Records from a dataset

——————

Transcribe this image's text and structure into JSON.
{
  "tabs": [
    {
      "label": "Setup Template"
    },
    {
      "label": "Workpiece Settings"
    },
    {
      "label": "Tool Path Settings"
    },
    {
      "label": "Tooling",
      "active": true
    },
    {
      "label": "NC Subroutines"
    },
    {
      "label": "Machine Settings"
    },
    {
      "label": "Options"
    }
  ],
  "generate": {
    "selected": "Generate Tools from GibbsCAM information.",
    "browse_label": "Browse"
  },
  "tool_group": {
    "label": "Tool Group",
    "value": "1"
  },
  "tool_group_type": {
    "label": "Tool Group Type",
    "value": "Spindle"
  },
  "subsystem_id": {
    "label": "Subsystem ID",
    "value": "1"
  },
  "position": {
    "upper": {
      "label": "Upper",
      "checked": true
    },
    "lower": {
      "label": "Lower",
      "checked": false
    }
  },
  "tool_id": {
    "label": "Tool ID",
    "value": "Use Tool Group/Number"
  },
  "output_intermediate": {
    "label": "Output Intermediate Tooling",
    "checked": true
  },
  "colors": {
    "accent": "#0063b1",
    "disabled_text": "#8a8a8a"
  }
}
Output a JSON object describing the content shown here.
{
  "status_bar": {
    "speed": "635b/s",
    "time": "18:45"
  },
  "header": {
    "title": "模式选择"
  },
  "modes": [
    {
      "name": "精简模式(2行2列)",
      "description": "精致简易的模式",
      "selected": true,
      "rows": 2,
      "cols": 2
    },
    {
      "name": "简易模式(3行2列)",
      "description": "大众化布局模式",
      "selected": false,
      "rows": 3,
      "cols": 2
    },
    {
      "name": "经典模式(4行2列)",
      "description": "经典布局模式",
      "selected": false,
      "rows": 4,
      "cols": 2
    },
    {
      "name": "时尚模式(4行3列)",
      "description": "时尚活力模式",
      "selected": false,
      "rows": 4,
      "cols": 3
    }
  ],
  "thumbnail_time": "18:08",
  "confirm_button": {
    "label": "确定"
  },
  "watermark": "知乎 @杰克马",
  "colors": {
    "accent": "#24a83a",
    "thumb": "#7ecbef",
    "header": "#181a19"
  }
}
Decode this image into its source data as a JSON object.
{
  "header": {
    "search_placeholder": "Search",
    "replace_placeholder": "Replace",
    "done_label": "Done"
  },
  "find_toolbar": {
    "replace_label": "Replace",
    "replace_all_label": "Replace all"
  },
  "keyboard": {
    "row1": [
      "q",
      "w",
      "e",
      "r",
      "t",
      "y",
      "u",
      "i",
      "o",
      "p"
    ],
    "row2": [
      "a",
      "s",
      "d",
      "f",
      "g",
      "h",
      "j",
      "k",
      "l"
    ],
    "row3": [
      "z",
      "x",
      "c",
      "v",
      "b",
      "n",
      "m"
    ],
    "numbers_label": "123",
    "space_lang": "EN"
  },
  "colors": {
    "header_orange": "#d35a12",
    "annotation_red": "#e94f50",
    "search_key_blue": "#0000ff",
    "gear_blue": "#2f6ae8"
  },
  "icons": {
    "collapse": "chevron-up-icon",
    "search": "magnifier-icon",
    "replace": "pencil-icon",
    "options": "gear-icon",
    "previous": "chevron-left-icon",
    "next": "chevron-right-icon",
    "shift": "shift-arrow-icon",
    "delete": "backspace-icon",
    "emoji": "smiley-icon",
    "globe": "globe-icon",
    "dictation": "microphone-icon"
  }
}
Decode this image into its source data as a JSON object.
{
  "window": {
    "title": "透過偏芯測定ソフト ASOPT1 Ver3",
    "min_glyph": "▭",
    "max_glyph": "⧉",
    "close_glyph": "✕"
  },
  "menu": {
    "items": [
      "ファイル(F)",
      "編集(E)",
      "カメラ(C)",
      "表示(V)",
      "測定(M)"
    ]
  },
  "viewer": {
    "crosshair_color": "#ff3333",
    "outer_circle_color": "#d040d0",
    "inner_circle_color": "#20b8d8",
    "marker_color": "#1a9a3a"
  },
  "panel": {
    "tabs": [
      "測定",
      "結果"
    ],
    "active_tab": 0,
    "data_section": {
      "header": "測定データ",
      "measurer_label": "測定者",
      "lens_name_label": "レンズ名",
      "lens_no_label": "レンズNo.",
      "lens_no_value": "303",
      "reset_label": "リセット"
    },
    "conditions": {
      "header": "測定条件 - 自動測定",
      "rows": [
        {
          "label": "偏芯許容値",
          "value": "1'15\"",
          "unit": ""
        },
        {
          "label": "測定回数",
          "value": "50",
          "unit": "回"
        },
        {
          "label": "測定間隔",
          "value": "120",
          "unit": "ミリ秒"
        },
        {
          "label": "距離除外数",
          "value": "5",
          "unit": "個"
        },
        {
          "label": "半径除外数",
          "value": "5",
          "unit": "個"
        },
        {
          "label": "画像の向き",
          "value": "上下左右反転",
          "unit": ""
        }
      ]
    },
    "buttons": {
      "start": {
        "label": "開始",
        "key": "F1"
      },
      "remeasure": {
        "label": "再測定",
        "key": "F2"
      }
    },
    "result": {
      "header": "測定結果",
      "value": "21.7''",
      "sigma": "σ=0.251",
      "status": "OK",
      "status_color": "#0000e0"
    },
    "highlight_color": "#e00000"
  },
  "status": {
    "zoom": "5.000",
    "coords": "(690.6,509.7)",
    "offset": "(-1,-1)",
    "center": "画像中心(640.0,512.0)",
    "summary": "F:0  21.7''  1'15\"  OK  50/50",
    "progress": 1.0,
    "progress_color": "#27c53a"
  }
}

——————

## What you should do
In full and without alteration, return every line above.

## Solved exercise
Transcribe this image's text and structure into JSON.
{
  "tabs": [
    {
      "label": "Setup Template"
    },
    {
      "label": "Workpiece Settings"
    },
    {
      "label": "Tool Path Settings"
    },
    {
      "label": "Tooling",
      "active": true
    },
    {
      "label": "NC Subroutines"
    },
    {
      "label": "Machine Settings"
    },
    {
      "label": "Options"
    }
  ],
  "generate": {
    "selected": "Generate Tools from GibbsCAM information.",
    "browse_label": "Browse"
  },
  "tool_group": {
    "label": "Tool Group",
    "value": "1"
  },
  "tool_group_type": {
    "label": "Tool Group Type",
    "value": "Spindle"
  },
  "subsystem_id": {
    "label": "Subsystem ID",
    "value": "1"
  },
  "position": {
    "upper": {
      "label": "Upper",
      "checked": true
    },
    "lower": {
      "label": "Lower",
      "checked": false
    }
  },
  "tool_id": {
    "label": "Tool ID",
    "value": "Use Tool Group/Number"
  },
  "output_intermediate": {
    "label": "Output Intermediate Tooling",
    "checked": true
  },
  "colors": {
    "accent": "#0063b1",
    "disabled_text": "#8a8a8a"
  }
}
Output a JSON object describing the content shown here.
{
  "status_bar": {
    "speed": "635b/s",
    "time": "18:45"
  },
  "header": {
    "title": "模式选择"
  },
  "modes": [
    {
      "name": "精简模式(2行2列)",
      "description": "精致简易的模式",
      "selected": true,
      "rows": 2,
      "cols": 2
    },
    {
      "name": "简易模式(3行2列)",
      "description": "大众化布局模式",
      "selected": false,
      "rows": 3,
      "cols": 2
    },
    {
      "name": "经典模式(4行2列)",
      "description": "经典布局模式",
      "selected": false,
      "rows": 4,
      "cols": 2
    },
    {
      "name": "时尚模式(4行3列)",
      "description": "时尚活力模式",
      "selected": false,
      "rows": 4,
      "cols": 3
    }
  ],
  "thumbnail_time": "18:08",
  "confirm_button": {
    "label": "确定"
  },
  "watermark": "知乎 @杰克马",
  "colors": {
    "accent": "#24a83a",
    "thumb": "#7ecbef",
    "header": "#181a19"
  }
}
Decode this image into its source data as a JSON object.
{
  "header": {
    "search_placeholder": "Search",
    "replace_placeholder": "Replace",
    "done_label": "Done"
  },
  "find_toolbar": {
    "replace_label": "Replace",
    "replace_all_label": "Replace all"
  },
  "keyboard": {
    "row1": [
      "q",
      "w",
      "e",
      "r",
      "t",
      "y",
      "u",
      "i",
      "o",
      "p"
    ],
    "row2": [
      "a",
      "s",
      "d",
      "f",
      "g",
      "h",
      "j",
      "k",
      "l"
    ],
    "row3": [
      "z",
      "x",
      "c",
      "v",
      "b",
      "n",
      "m"
    ],
    "numbers_label": "123",
    "space_lang": "EN"
  },
  "colors": {
    "header_orange": "#d35a12",
    "annotation_red": "#e94f50",
    "search_key_blue": "#0000ff",
    "gear_blue": "#2f6ae8"
  },
  "icons": {
    "collapse": "chevron-up-icon",
    "search": "magnifier-icon",
    "replace": "pencil-icon",
    "options": "gear-icon",
    "previous": "chevron-left-icon",
    "next": "chevron-right-icon",
    "shift": "shift-arrow-icon",
    "delete": "backspace-icon",
    "emoji": "smiley-icon",
    "globe": "globe-icon",
    "dictation": "microphone-icon"
  }
}
Decode this image into its source data as a JSON object.
{
  "window": {
    "title": "透過偏芯測定ソフト ASOPT1 Ver3",
    "min_glyph": "▭",
    "max_glyph": "⧉",
    "close_glyph": "✕"
  },
  "menu": {
    "items": [
      "ファイル(F)",
      "編集(E)",
      "カメラ(C)",
      "表示(V)",
      "測定(M)"
    ]
  },
  "viewer": {
    "crosshair_color": "#ff3333",
    "outer_circle_color": "#d040d0",
    "inner_circle_color": "#20b8d8",
    "marker_color": "#1a9a3a"
  },
  "panel": {
    "tabs": [
      "測定",
      "結果"
    ],
    "active_tab": 0,
    "data_section": {
      "header": "測定データ",
      "measurer_label": "測定者",
      "lens_name_label": "レンズ名",
      "lens_no_label": "レンズNo.",
      "lens_no_value": "303",
      "reset_label": "リセット"
    },
    "conditions": {
      "header": "測定条件 - 自動測定",
      "rows": [
        {
          "label": "偏芯許容値",
          "value": "1'15\"",
          "unit": ""
        },
        {
          "label": "測定回数",
          "value": "50",
          "unit": "回"
        },
        {
          "label": "測定間隔",
          "value": "120",
          "unit": "ミリ秒"
        },
        {
          "label": "距離除外数",
          "value": "5",
          "unit": "個"
        },
        {
          "label": "半径除外数",
          "value": "5",
          "unit": "個"
        },
        {
          "label": "画像の向き",
          "value": "上下左右反転",
          "unit": ""
        }
      ]
    },
    "buttons": {
      "start": {
        "label": "開始",
        "key": "F1"
      },
      "remeasure": {
        "label": "再測定",
        "key": "F2"
      }
    },
    "result": {
      "header": "測定結果",
      "value": "21.7''",
      "sigma": "σ=0.251",
      "status": "OK",
      "status_color": "#0000e0"
    },
    "highlight_color": "#e00000"
  },
  "status": {
    "zoom": "5.000",
    "coords": "(690.6,509.7)",
    "offset": "(-1,-1)",
    "center": "画像中心(640.0,512.0)",
    "summary": "F:0  21.7''  1'15\"  OK  50/50",
    "progress": 1.0,
    "progress_color": "#27c53a"
  }
}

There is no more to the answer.